Accordingly even as the MTKVP was being designed there was a portion of NPO Energiya working on something much closer to the Shuttle, the OS-120—which even had on-board rocket engines, meaning it was an even more slavish copy of the US orbiter than Buran turned out to be. It seems to have begun as a “due diligence” project, with Glushko far more interested in MTKVP because that approach would allow him his big booster. As pressure from the Shuttle advocates in the military increased, however, Igor Sadovksy (one of Korolev’s long-time engineers going back to the 1950s, and the man in charge of the OS-120) synthesized the two approaches by moving the engines off the orbiter and onto the rocket stack: in other words, the Energia superheavy launcher and the Buran shuttle.

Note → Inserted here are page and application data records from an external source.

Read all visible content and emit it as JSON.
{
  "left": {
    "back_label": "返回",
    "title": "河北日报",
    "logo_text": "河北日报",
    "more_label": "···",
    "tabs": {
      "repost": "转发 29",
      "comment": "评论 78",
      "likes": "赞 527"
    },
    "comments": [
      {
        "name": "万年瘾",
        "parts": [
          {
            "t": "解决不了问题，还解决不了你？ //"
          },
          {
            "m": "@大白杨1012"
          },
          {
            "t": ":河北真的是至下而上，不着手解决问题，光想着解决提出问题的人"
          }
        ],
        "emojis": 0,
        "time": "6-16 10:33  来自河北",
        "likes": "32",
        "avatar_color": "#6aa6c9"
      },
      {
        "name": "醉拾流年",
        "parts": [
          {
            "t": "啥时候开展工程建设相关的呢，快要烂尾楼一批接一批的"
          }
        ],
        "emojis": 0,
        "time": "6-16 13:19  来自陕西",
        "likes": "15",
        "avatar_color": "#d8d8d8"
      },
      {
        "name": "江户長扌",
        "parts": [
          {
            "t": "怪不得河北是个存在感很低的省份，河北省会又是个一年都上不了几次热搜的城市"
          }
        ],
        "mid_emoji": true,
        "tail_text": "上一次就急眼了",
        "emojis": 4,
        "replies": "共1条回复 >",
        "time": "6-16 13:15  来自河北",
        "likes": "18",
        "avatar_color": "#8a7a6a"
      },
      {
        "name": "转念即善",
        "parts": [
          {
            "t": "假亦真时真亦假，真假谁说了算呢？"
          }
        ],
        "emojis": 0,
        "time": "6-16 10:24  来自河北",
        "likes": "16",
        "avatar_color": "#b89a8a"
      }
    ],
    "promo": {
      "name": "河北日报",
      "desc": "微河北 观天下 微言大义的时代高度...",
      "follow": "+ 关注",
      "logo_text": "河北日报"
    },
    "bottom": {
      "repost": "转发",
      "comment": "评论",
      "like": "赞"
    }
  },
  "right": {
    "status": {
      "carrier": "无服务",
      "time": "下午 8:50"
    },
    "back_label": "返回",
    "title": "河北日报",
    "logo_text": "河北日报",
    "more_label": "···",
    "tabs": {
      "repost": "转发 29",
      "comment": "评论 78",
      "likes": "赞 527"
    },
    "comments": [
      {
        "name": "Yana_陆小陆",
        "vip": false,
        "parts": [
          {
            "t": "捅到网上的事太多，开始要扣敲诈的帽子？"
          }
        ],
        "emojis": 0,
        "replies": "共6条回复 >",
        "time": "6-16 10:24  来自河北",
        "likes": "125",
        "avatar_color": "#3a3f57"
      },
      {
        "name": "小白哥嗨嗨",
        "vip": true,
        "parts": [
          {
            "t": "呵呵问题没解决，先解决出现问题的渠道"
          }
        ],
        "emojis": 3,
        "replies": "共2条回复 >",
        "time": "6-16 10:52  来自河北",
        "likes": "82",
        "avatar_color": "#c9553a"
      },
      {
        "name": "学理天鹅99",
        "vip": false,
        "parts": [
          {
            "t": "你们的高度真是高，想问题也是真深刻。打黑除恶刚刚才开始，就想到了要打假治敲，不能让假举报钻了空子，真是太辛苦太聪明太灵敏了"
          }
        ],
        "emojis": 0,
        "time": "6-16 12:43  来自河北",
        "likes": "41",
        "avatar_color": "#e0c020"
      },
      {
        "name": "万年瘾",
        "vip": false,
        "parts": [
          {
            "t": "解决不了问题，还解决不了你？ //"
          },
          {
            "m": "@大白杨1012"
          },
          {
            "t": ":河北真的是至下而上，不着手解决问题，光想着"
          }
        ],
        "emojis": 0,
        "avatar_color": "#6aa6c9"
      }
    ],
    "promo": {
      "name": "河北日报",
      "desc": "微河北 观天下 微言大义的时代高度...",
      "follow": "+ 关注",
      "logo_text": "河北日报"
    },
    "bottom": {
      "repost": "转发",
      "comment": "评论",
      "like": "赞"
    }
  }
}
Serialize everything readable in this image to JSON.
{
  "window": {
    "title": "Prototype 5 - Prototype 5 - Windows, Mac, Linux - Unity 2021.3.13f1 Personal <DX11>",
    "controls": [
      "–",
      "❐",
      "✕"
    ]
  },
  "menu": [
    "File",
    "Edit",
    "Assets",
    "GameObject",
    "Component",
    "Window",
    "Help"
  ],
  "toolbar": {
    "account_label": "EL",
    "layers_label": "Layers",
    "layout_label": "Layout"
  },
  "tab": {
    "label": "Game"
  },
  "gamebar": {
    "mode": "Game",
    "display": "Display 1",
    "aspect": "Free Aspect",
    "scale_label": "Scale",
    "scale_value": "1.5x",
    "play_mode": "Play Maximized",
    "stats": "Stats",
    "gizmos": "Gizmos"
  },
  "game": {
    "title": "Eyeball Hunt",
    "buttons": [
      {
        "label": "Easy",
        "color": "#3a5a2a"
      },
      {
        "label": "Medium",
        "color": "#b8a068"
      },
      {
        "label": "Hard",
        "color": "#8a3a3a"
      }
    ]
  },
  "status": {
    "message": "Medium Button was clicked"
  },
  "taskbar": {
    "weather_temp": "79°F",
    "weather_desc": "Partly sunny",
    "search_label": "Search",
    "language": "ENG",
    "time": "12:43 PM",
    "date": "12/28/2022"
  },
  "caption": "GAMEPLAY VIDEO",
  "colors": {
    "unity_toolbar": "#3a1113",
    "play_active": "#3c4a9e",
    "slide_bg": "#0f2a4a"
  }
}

This gave Glushko his big booster and a way to satisfy the military and political forces pushing for a winged shuttle. On January 6, 1976 he approved the proposal, and work on MTKVP and the RLA-130V stalled and eventually stopped; in the future he would refer to this day as “Bloody Sunday”, as he realized it also meant the death of his Moon base plans for the foreseeable future. Buran’s huge costs would see to that. Glushko’s Zvezda base was allowed to move forward in a desultory fashion until 1978, but were cancelled outright then when Buran fell behind schedule and NPO Energiya was forced to work on it almost exclusively.
What was necessary for it to succeed: There are actually a few different avenues that could have led to the MTKVP flying.

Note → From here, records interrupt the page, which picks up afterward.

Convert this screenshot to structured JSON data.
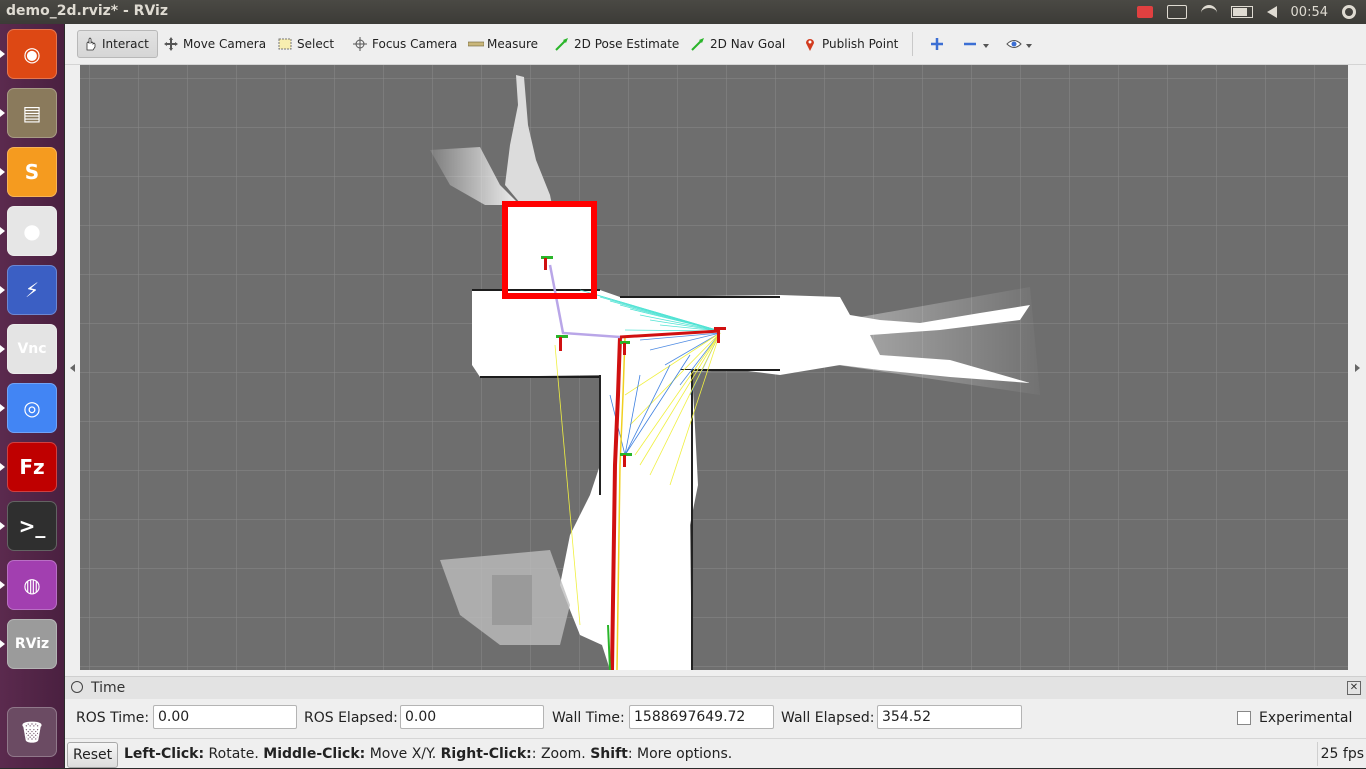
{
  "window": {
    "title": "demo_2d.rviz* - RViz"
  },
  "panel": {
    "clock": "00:54"
  },
  "launcher": {
    "items": [
      {
        "name": "ubuntu-dash",
        "glyph": "◉",
        "color": "#dd4814"
      },
      {
        "name": "files",
        "glyph": "▤",
        "color": "#8a7a5c"
      },
      {
        "name": "sublime-text",
        "glyph": "S",
        "color": "#f59b1f"
      },
      {
        "name": "github",
        "glyph": "●",
        "color": "#e6e6e6"
      },
      {
        "name": "network",
        "glyph": "⚡",
        "color": "#3b5fc4"
      },
      {
        "name": "vnc",
        "glyph": "Vnc",
        "color": "#e4e4e4"
      },
      {
        "name": "chrome",
        "glyph": "◎",
        "color": "#4285f4"
      },
      {
        "name": "filezilla",
        "glyph": "Fz",
        "color": "#bf0000"
      },
      {
        "name": "terminal",
        "glyph": ">_",
        "color": "#2f2f2f"
      },
      {
        "name": "camera-app",
        "glyph": "◍",
        "color": "#a23fb0"
      },
      {
        "name": "rviz",
        "glyph": "RViz",
        "color": "#9b9b9b"
      },
      {
        "name": "trash",
        "glyph": "🗑",
        "color": "#6b4b63"
      }
    ]
  },
  "toolbar": {
    "interact": "Interact",
    "move_camera": "Move Camera",
    "select": "Select",
    "focus_camera": "Focus Camera",
    "measure": "Measure",
    "pose_estimate": "2D Pose Estimate",
    "nav_goal": "2D Nav Goal",
    "publish_point": "Publish Point"
  },
  "time_panel": {
    "title": "Time",
    "ros_time_label": "ROS Time:",
    "ros_time": "0.00",
    "ros_elapsed_label": "ROS Elapsed:",
    "ros_elapsed": "0.00",
    "wall_time_label": "Wall Time:",
    "wall_time": "1588697649.72",
    "wall_elapsed_label": "Wall Elapsed:",
    "wall_elapsed": "354.52",
    "experimental_label": "Experimental"
  },
  "status_bar": {
    "reset": "Reset",
    "left_click": "Left-Click:",
    "left_click_action": " Rotate. ",
    "middle_click": "Middle-Click:",
    "middle_click_action": " Move X/Y. ",
    "right_click": "Right-Click:",
    "right_click_action": ": Zoom. ",
    "shift": "Shift",
    "shift_action": ": More options.",
    "fps": "25 fps"
  },
  "colors": {
    "grid_bg": "#6e6e6e",
    "free_space": "#ffffff",
    "highlight_box": "#ff0000",
    "laser_cyan": "#40e0d0",
    "laser_yellow": "#f0f040",
    "path_red": "#d01010"
  }
}
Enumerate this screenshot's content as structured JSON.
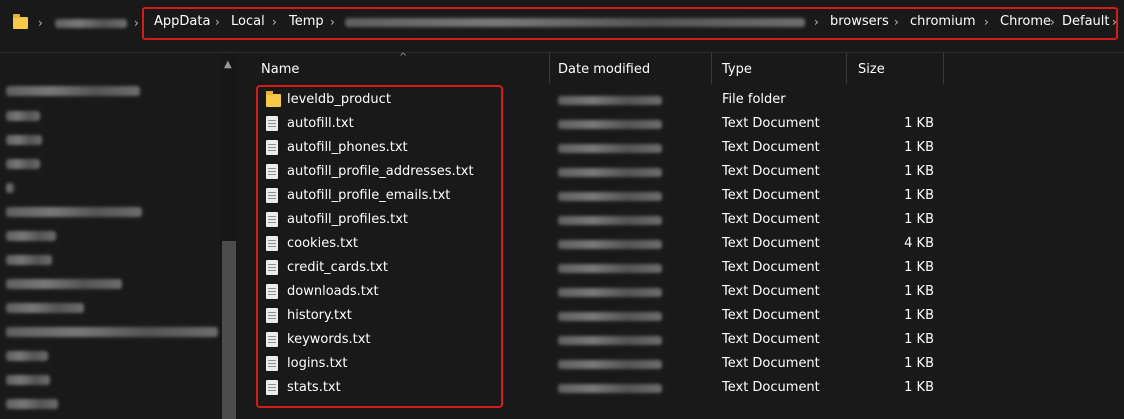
{
  "address_bar": {
    "crumbs": [
      "AppData",
      "Local",
      "Temp",
      "browsers",
      "chromium",
      "Chrome",
      "Default"
    ]
  },
  "columns": {
    "name": "Name",
    "date_modified": "Date modified",
    "type": "Type",
    "size": "Size"
  },
  "files": [
    {
      "name": "leveldb_product",
      "type": "File folder",
      "size": "",
      "icon": "folder-icon"
    },
    {
      "name": "autofill.txt",
      "type": "Text Document",
      "size": "1 KB",
      "icon": "text-file-icon"
    },
    {
      "name": "autofill_phones.txt",
      "type": "Text Document",
      "size": "1 KB",
      "icon": "text-file-icon"
    },
    {
      "name": "autofill_profile_addresses.txt",
      "type": "Text Document",
      "size": "1 KB",
      "icon": "text-file-icon"
    },
    {
      "name": "autofill_profile_emails.txt",
      "type": "Text Document",
      "size": "1 KB",
      "icon": "text-file-icon"
    },
    {
      "name": "autofill_profiles.txt",
      "type": "Text Document",
      "size": "1 KB",
      "icon": "text-file-icon"
    },
    {
      "name": "cookies.txt",
      "type": "Text Document",
      "size": "4 KB",
      "icon": "text-file-icon"
    },
    {
      "name": "credit_cards.txt",
      "type": "Text Document",
      "size": "1 KB",
      "icon": "text-file-icon"
    },
    {
      "name": "downloads.txt",
      "type": "Text Document",
      "size": "1 KB",
      "icon": "text-file-icon"
    },
    {
      "name": "history.txt",
      "type": "Text Document",
      "size": "1 KB",
      "icon": "text-file-icon"
    },
    {
      "name": "keywords.txt",
      "type": "Text Document",
      "size": "1 KB",
      "icon": "text-file-icon"
    },
    {
      "name": "logins.txt",
      "type": "Text Document",
      "size": "1 KB",
      "icon": "text-file-icon"
    },
    {
      "name": "stats.txt",
      "type": "Text Document",
      "size": "1 KB",
      "icon": "text-file-icon"
    }
  ],
  "colors": {
    "background": "#191919",
    "highlight_border": "#d41c1c",
    "folder": "#f7c948"
  }
}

A somewhat less-successful US Space program would have helped assuage the Soviet inferiority complex at the time and given them the confidence to go ahead with something more different from the American shuttle, rather than quite literally building an orbiter in which they did not see (but merely suspected) an advantage.

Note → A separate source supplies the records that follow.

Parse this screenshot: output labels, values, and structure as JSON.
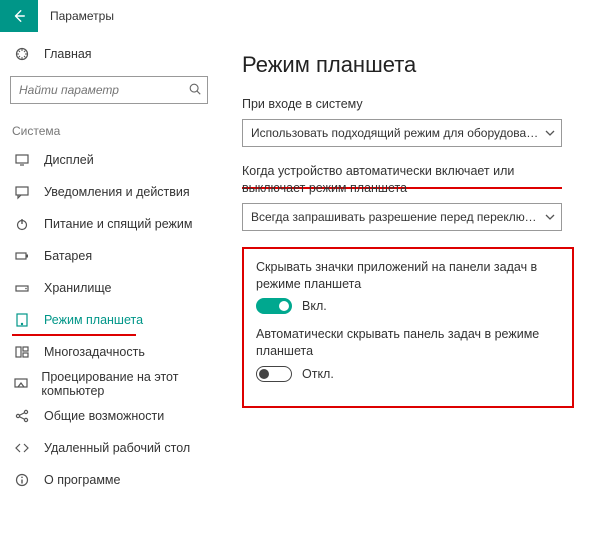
{
  "app_title": "Параметры",
  "home_label": "Главная",
  "search_placeholder": "Найти параметр",
  "section_header": "Система",
  "sidebar": [
    {
      "id": "display",
      "label": "Дисплей"
    },
    {
      "id": "notif",
      "label": "Уведомления и действия"
    },
    {
      "id": "power",
      "label": "Питание и спящий режим"
    },
    {
      "id": "battery",
      "label": "Батарея"
    },
    {
      "id": "storage",
      "label": "Хранилище"
    },
    {
      "id": "tablet",
      "label": "Режим планшета",
      "active": true
    },
    {
      "id": "multitask",
      "label": "Многозадачность"
    },
    {
      "id": "project",
      "label": "Проецирование на этот компьютер"
    },
    {
      "id": "shared",
      "label": "Общие возможности"
    },
    {
      "id": "remote",
      "label": "Удаленный рабочий стол"
    },
    {
      "id": "about",
      "label": "О программе"
    }
  ],
  "page_title": "Режим планшета",
  "field1_label": "При входе в систему",
  "field1_value": "Использовать подходящий режим для оборудования",
  "field2_label": "Когда устройство автоматически включает или выключает режим планшета",
  "field2_value": "Всегда запрашивать разрешение перед переключением...",
  "toggle1_label": "Скрывать значки приложений на панели задач в режиме планшета",
  "toggle1_state": "Вкл.",
  "toggle2_label": "Автоматически скрывать панель задач в режиме планшета",
  "toggle2_state": "Откл."
}
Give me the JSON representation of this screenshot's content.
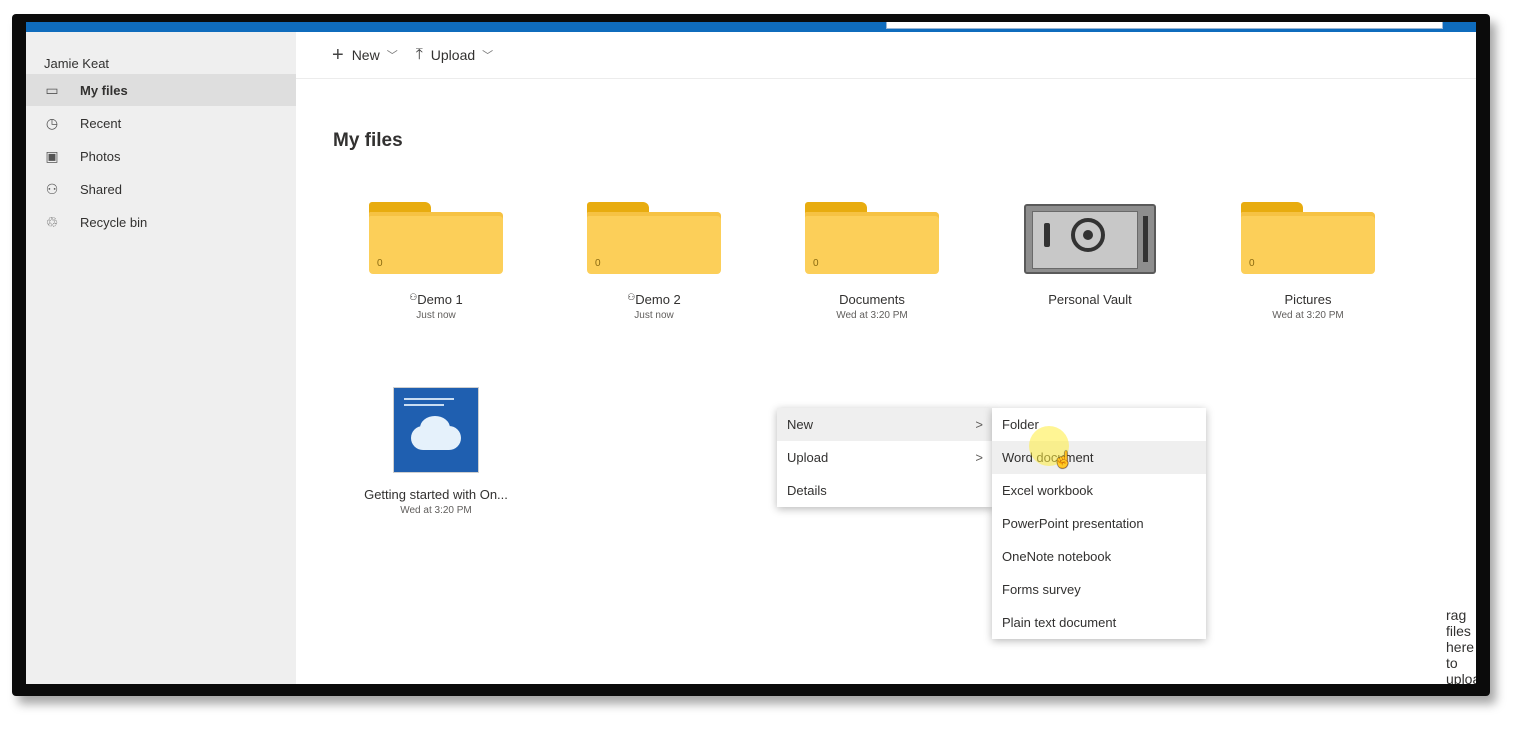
{
  "sidebar": {
    "user_name": "Jamie Keat",
    "items": [
      {
        "label": "My files",
        "icon": "folder-icon",
        "glyph": "▭",
        "active": true
      },
      {
        "label": "Recent",
        "icon": "clock-icon",
        "glyph": "◷",
        "active": false
      },
      {
        "label": "Photos",
        "icon": "photo-icon",
        "glyph": "▣",
        "active": false
      },
      {
        "label": "Shared",
        "icon": "shared-icon",
        "glyph": "⚇",
        "active": false
      },
      {
        "label": "Recycle bin",
        "icon": "recycle-bin-icon",
        "glyph": "♲",
        "active": false
      }
    ]
  },
  "command_bar": {
    "new_label": "New",
    "upload_label": "Upload"
  },
  "main": {
    "title": "My files",
    "drag_hint": "rag files here to upload"
  },
  "tiles": [
    {
      "kind": "folder",
      "name": "Demo 1",
      "sub": "Just now",
      "count": "0",
      "shared": true
    },
    {
      "kind": "folder",
      "name": "Demo 2",
      "sub": "Just now",
      "count": "0",
      "shared": true
    },
    {
      "kind": "folder",
      "name": "Documents",
      "sub": "Wed at 3:20 PM",
      "count": "0",
      "shared": false
    },
    {
      "kind": "vault",
      "name": "Personal Vault",
      "sub": "",
      "count": "",
      "shared": false
    },
    {
      "kind": "folder",
      "name": "Pictures",
      "sub": "Wed at 3:20 PM",
      "count": "0",
      "shared": false
    },
    {
      "kind": "document",
      "name": "Getting started with On...",
      "sub": "Wed at 3:20 PM",
      "count": "",
      "shared": false
    }
  ],
  "context_menu": {
    "items": [
      {
        "label": "New",
        "submenu": true
      },
      {
        "label": "Upload",
        "submenu": true
      },
      {
        "label": "Details",
        "submenu": false
      }
    ]
  },
  "new_submenu": {
    "items": [
      {
        "label": "Folder"
      },
      {
        "label": "Word document"
      },
      {
        "label": "Excel workbook"
      },
      {
        "label": "PowerPoint presentation"
      },
      {
        "label": "OneNote notebook"
      },
      {
        "label": "Forms survey"
      },
      {
        "label": "Plain text document"
      }
    ]
  },
  "colors": {
    "accent": "#0f6cbd",
    "folder": "#fccf59",
    "folder_tab": "#e8ac0f",
    "sidebar_bg": "#efefef"
  }
}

The other way to keep it a going concern is to note one of the reasons Glushko submitted to “Bloody Sunday”. A movement was afoot by engineers who had worked on the N1 to propose the revival of that rocket to the Soviet leadership, and they were preparing to make their pitch in February of 1976. The MTKVP was relatively agnostic about the rocket on which it could be perched: there’d be no real difficulty in designing it to sit on top of an N1. Glushko’s pride couldn’t allow the resurrection of his rival Korolev’s dream booster after having advocated against it for more than a decade, so in part he chose to scrap the top-mounted orbiter in favour of a laterally-mounted Shuttle analog because there was no way to attach one to an N1.
Give Vasili Mishin a successful flight of an N1 (perhaps due to a little more luck with the last failure in November 1972) and Mishin probably could have headed off the coup of 1974. The switch away from a Moon base and toward a Shuttle-of-sorts would have probably happened anyway, and the same engineers who developed MTKVP under Glushko would have been in place in this scenario. All other things being equal, they’d have ended up with a similar design, and would have had a boss who wasn’t beholden to the military people who wanted Buran. Under those circumstances we could have seen an MTKVP (or something quite like it) flying on Korolev’s superheavy instead of Glushko’s mooted replacement.